All of these young drummers, around the age of 20, were fantastic skilled drummers, but that wasn’t the part, that impressed me most. It was their sincerity, their helpfulness, their openness and curiosity. They helped out moving drums around during the conference, talked to strangers without hesitation and their confidence could be clearly seen in the expression of their faces.
Young people can often be seen, sunken into the screens of their smartphones, even if they are sitting together in a café, unable to recognize the virtues of real communication opposed to digital communication. I’m sure that’s not only a phenomenon in Germany, but in many countries of the world. That doesn’t only relate to young people, but as the younger generations grew up with mobile phones and later smartphones, and never experienced a time without those devices, it’s more difficult for them to see their negative sides.
The young members of Kagemusha Taiko, although they owned smartphones of course, they almost never fell into smartphone zombie mode. Instead they chatted, danced, played games and just had a wonderful time with everybody.
This is just a small example, but there were also many other aspects of their behavior, that showed that these were young adults, that many parents or teachers probably would have loved to see as a result of their efforts in education.
But it must not (or not only) have been school, or their parents, that were responsible for the optimistic nature of these young people, there must have been a connection to them playing and learning taiko together in a group! Through Taiko Jonathan Kirby is able to communicate values. That’s something many school teachers of religious education and similar subjects struggle to achieve when they discuss with their students in class.
So what’s the difference? I can only guess. But I suppose that the determining difference is, that playing Taiko is just simple fun, opposed to debating around about values and behavior. Taiko offers practical challenges that give you an opportunity to learn, and it can’t work without teamwork! Through his taiko program at schools, that Jonathan has been doing for a long while, he probably could have much more positive influence on these young people, than he could ever have through teaching French (I’m sure, he wasn’t such a bad French teacher either though!).

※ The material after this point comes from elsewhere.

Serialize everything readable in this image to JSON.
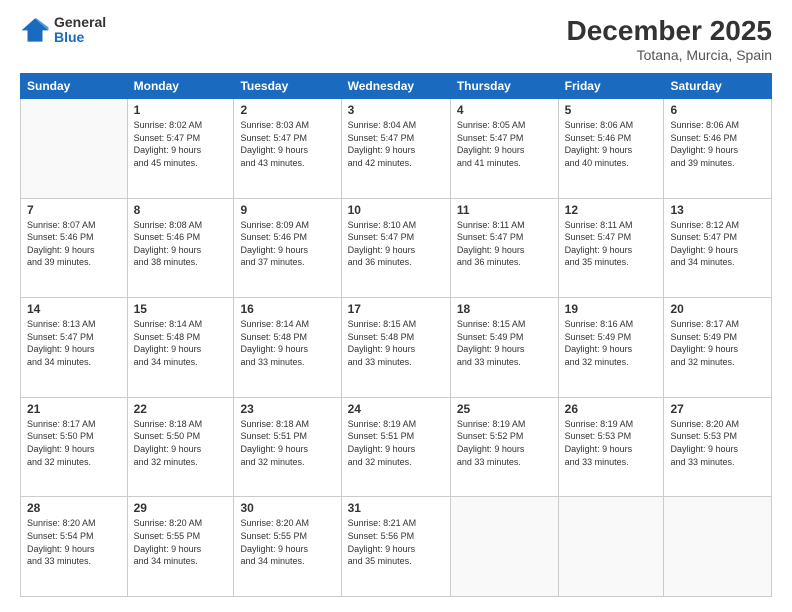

Jonathan, you have my greatest respect for your success in not only teaching nice rhythms, but „making possible“ (rather than „teaching“) much more than that!